Skip to main content

Road Less Traveled Leads to National Academy of Sciences for Biochemist Brenda L. Bass, Ph.D.

(SALT LAKE CITY)—Distinguished professor of biochemistry Brenda L. Bass, Ph.D., who has devoted her career to understanding mysterious double-stranded RNA (dsRNA) molecules, received one of the highest honors in science today when she was elected to the prestigious National Academy of Sciences.

Bass, also H.A. and Edna Benning Endowed Chair in Biochemistry at the University of Utah School of Medicine, is among 84 U.S. scientist-scholars and 21 foreign associates from 15 countries elected by the Academy, headquartered in Washington, D.C. Her election brings to at least 40 the number of current and former University of Utah researchers who've been elected to one of the three National Academies, which also include the National Academy of Engineering and Institute of Medicine. The National Academies recognize achievements in their fields and, with National Research Council, advises the federal government and other organizations about science, engineering and health policy.

Bass had no idea of her election until she started receiving congratulatory emails and texts this morning from people who heard she'd received the honor. "I'm overwhelmed, as anyone who gets in the National Academy of Sciences probably is," she says. "I'm really excited there are people who respect my science enough to have elected me." She thanked the students, scientists and staff who've worked in her lab since she joined the University faculty in 1989 as well as colleagues who supported her election.
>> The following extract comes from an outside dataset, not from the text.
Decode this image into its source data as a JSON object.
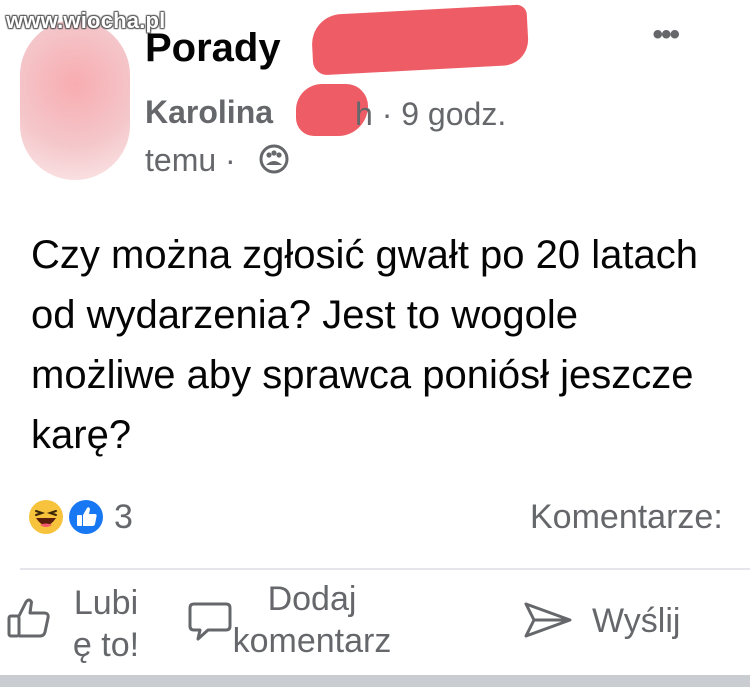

Bass' research career has been one of following the road less traveled. dsRNA is an elusive molecule whose biological roles are not fully understood. The human body makes dsRNAs that serve a number of functions, but viruses also make the molecules, which potentially can cause problems if the body gets confused about when to mount an immune response to fight infections.

Bass believes that sometimes dsRNA encoded within human and animal genomes binds with particular proteins to signal environmental and metabolic stress even without a virus being present. In 2011, she received a $2.5 million National Institutes of Health Director's Pioneer Award, one of the institute's highest honors, to study the process that regulates the dsRNA-based "SOS" signal for stress. If her hypothesis proves true, it opens the door for potential new drugs to treat the inflammatory component of many diseases.

Wesley I. Sundquist, Ph.D., co-chair of the Department of Biochemistry, says this type of creative and independent research into dsRNA, which few other scientists have pursued, has enabled Bass to make her mark as a scientist. "She doesn't follow the crowd and works independently – and that's where people make interesting and important discoveries," Sundquist says.

As a University of Colorado graduate student, Bass worked in the lab of Nobel Laureate in Chemistry Thomas Cech, Ph.D., who discovered ribozymes, RNA molecules that catalyze chemical reactions in cells. There, she made the important discovery that the process that ribozymes use to catalyze chemical reactions is quite similar to the process that protein enzymes use for that purpose. The pioneering work laid the foundation for research that many labs continue to this day.

At the Fred Hutchinson Cancer Center in Seattle, working as a postdoctoral fellow in the lab of another internationally regarded researcher, the late Harold Weintraub, Ph.D., Bass discovered an entire new class of enzymes, called ADARs. Those enzymes target regions of messenger RNA (mRNA) and change the information they carry, contributing to the spectacular diversity required for a functioning nervous system, in particular learning and memory.

Bass is the second member of the University of Utah Department of Biochemistry to be elected to the National Academy of Sciences in as many years. Last year, Sundquist received the honor. He gives much of the credit for the department's excellence in biochemistry to former co-chairs Dana Carroll, Ph.D., now a distinguished professor of biochemistry, and Martin Rechsteiner, Ph.D., distinguished professor emeritus, who rejuvenated the department with many good hires.

Along with this latest honor, Bass also is a member of the American Academy of Arts and Sciences, a Fellow of the American Association for the Advancement of Science, and in 2010 received the University of Utah's Distinguished Scholarly and Creative Research Award.

University of Utah Vice President for Research Thomas N. Parks, Ph.D., said Bass is not only a "deep and strategic" scientific thinker whose research has been highly influential in biochemistry but also a committed mentor to trainees and an institutionally-minded faculty member. "It is truly gratifying that such a thoughtful and accomplished U of U colleague has been elected to the National Academy of Sciences."

Read more about Brenda Bass' research: "Friend or Foe? Enzyme Discerns Whether RNA is Viral or Not"